◆ **Dataset extract**
_ _ _ _ _
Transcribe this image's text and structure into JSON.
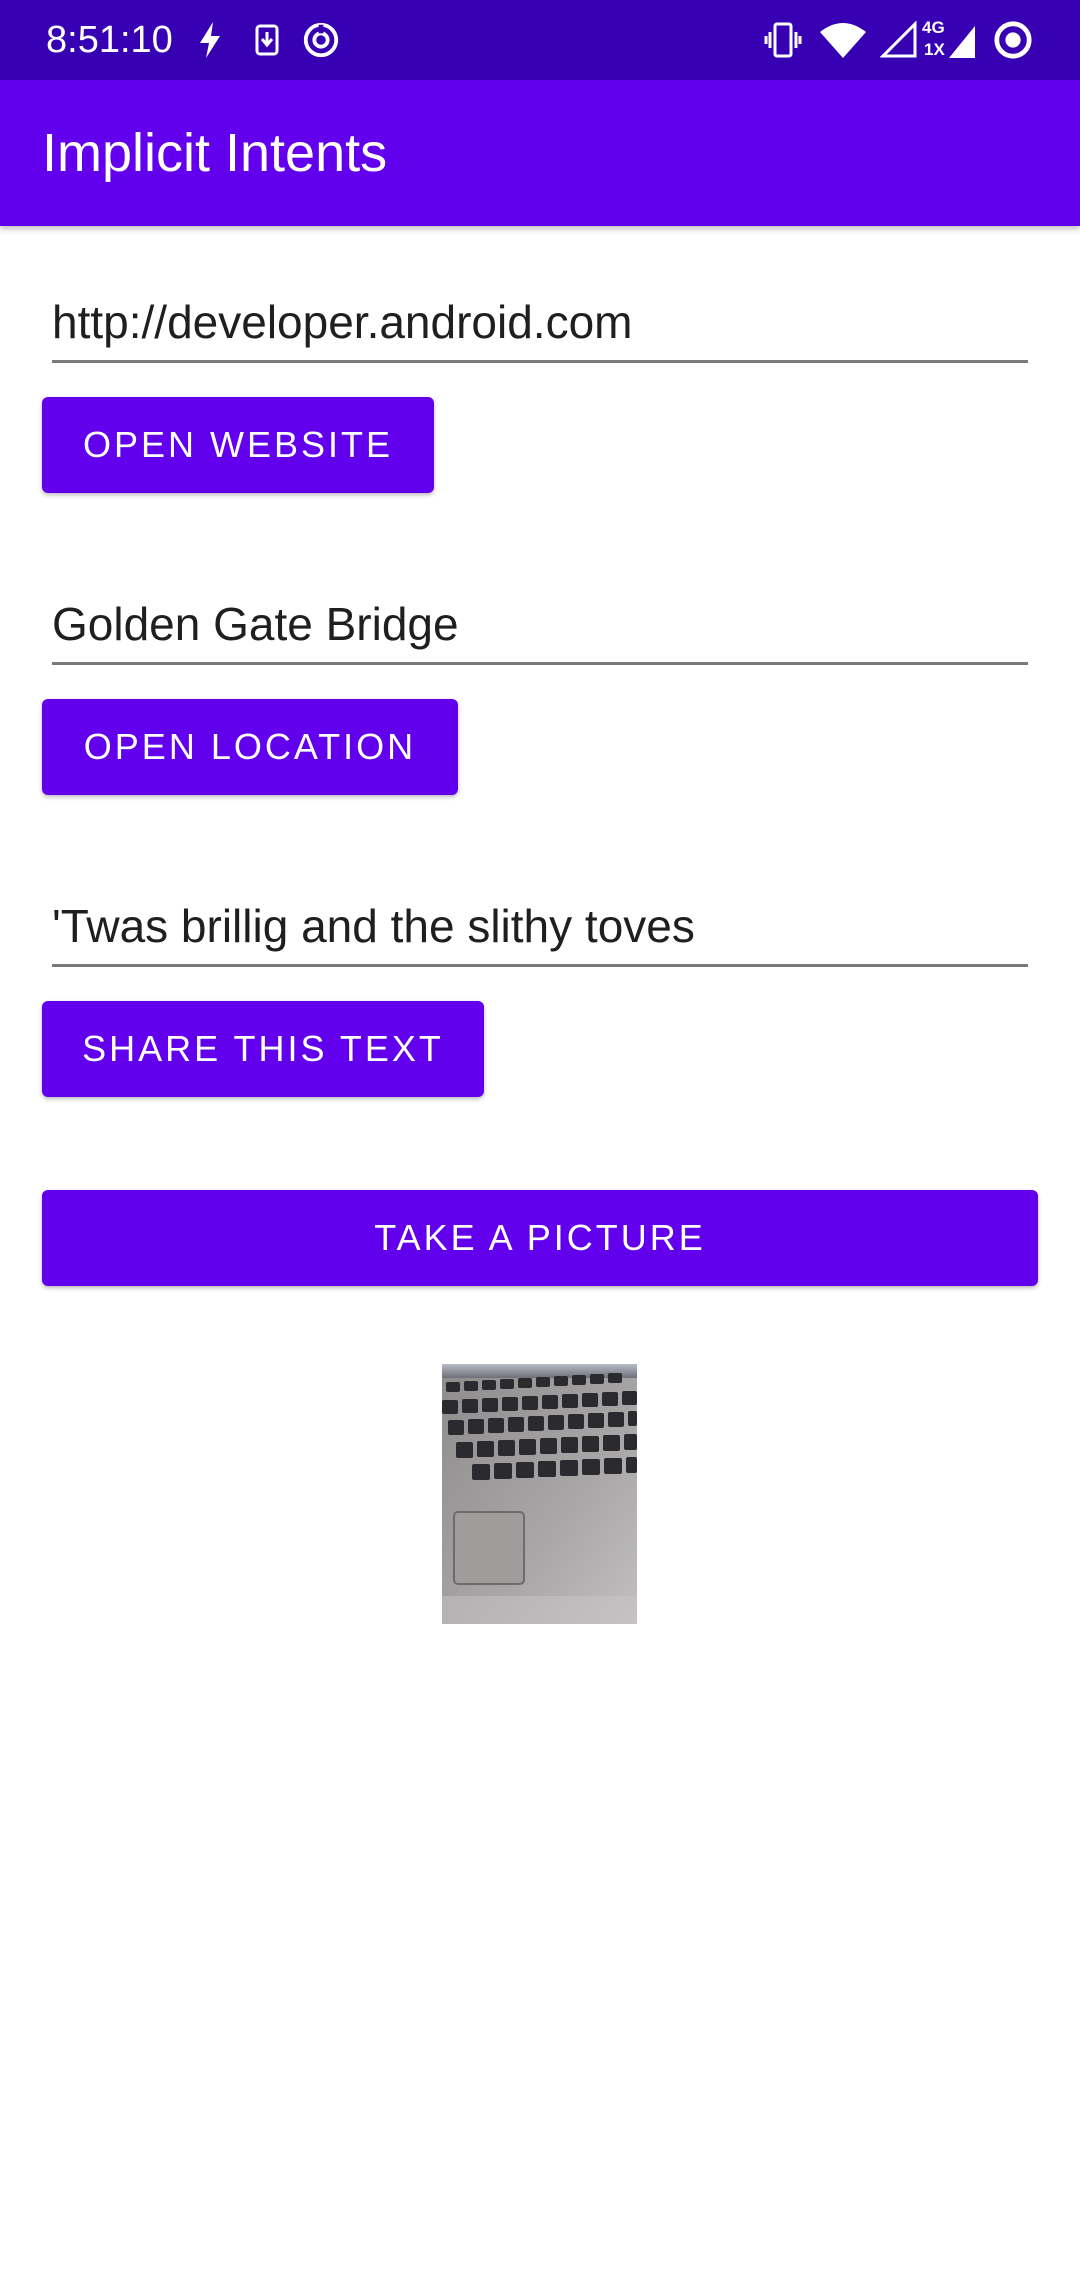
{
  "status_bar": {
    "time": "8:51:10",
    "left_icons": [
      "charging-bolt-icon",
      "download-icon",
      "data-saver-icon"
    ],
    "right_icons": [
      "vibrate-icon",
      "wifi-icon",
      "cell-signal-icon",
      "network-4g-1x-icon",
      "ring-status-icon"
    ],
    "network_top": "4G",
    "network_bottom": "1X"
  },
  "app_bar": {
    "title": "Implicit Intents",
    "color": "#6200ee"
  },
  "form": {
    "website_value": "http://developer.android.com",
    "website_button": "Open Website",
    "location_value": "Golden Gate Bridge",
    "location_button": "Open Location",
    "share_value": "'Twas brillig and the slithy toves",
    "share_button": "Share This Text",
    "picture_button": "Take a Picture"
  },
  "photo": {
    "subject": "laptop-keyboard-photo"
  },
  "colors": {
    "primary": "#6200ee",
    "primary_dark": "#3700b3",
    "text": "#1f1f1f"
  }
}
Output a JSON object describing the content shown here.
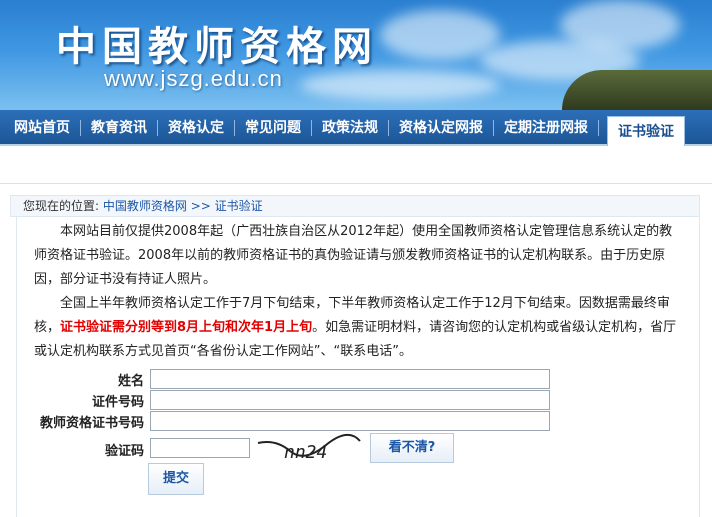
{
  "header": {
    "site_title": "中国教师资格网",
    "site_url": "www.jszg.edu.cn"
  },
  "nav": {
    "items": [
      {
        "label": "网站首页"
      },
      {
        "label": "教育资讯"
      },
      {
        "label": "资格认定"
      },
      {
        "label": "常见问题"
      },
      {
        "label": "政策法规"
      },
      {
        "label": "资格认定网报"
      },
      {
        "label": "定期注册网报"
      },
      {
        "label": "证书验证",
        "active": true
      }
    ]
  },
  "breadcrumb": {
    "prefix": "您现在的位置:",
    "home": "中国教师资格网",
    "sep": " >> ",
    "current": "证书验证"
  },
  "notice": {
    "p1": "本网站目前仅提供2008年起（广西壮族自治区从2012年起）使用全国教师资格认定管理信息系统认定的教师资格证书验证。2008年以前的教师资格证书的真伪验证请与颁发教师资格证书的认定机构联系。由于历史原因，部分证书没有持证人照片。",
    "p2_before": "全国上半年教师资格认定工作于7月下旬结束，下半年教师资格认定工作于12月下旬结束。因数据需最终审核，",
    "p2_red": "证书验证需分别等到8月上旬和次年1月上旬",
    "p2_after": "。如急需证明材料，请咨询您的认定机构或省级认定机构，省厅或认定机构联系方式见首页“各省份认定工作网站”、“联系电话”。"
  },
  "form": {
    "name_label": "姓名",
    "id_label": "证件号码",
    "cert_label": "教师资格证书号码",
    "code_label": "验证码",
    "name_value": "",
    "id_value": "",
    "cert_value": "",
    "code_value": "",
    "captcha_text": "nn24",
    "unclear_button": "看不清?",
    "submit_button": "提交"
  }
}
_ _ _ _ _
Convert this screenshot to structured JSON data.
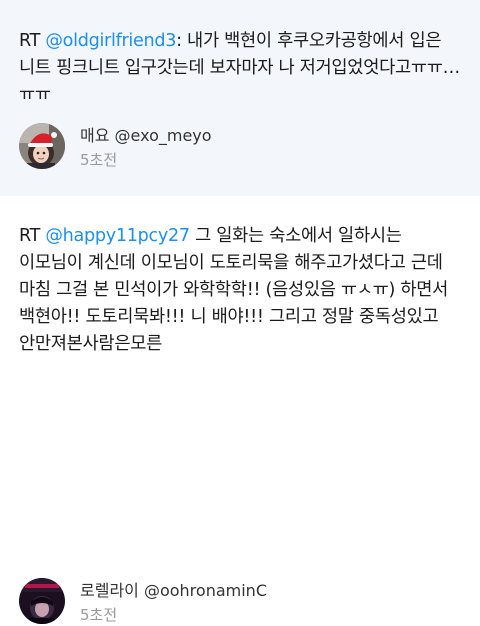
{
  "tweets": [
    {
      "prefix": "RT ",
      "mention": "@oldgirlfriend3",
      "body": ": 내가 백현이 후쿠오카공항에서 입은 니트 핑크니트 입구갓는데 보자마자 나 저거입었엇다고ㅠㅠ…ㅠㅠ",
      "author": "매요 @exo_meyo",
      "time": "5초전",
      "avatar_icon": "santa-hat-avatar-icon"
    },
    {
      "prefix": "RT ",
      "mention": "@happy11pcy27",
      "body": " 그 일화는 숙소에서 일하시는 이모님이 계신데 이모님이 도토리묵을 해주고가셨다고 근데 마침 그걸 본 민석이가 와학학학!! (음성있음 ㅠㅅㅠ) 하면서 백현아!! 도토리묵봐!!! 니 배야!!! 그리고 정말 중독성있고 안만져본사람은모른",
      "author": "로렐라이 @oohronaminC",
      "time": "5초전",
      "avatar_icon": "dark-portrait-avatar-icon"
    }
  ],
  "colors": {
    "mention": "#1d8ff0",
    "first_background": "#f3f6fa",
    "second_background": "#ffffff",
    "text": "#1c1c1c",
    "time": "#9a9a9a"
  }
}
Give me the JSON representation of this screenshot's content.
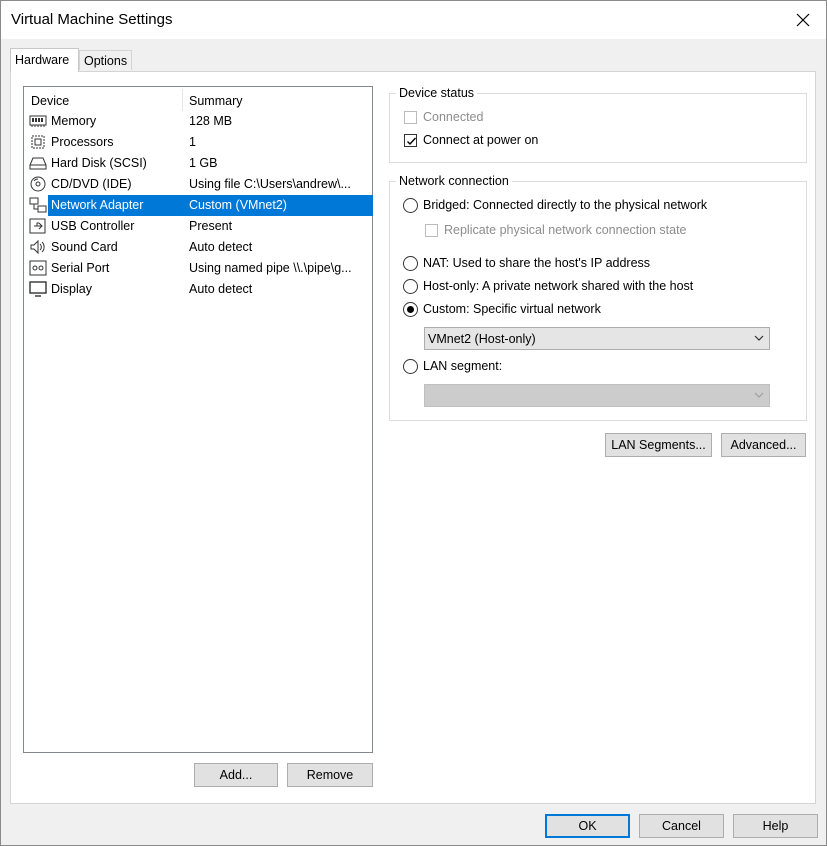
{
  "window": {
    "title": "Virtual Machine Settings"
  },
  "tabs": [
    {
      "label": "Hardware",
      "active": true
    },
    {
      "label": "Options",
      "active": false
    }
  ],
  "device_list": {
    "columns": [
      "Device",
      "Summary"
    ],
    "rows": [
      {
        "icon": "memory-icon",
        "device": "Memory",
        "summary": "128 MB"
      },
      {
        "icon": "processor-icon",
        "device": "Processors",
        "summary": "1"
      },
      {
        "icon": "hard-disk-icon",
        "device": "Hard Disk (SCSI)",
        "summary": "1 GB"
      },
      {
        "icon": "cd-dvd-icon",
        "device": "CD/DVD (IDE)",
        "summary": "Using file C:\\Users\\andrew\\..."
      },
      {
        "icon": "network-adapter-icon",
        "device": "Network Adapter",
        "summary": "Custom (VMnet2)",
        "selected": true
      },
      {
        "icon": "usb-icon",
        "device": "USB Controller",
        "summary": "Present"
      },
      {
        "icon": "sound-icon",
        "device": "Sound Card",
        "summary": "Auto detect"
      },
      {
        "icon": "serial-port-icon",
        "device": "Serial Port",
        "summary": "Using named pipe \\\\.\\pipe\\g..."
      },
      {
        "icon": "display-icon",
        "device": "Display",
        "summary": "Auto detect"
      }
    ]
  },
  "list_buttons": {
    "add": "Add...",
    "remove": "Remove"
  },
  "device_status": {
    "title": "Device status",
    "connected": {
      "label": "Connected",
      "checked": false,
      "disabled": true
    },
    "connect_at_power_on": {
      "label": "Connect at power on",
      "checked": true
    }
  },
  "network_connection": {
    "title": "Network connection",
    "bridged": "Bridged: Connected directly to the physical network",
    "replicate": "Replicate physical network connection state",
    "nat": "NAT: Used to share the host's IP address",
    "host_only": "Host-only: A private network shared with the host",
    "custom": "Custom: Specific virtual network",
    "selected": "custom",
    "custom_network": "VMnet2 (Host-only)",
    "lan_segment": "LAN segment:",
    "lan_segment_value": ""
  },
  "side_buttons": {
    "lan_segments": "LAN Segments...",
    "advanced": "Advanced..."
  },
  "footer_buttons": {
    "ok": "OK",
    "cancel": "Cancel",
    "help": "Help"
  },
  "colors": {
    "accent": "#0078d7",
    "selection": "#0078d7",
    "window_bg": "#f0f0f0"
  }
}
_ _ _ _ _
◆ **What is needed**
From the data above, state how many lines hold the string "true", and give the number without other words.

◆ **Output for this task**
5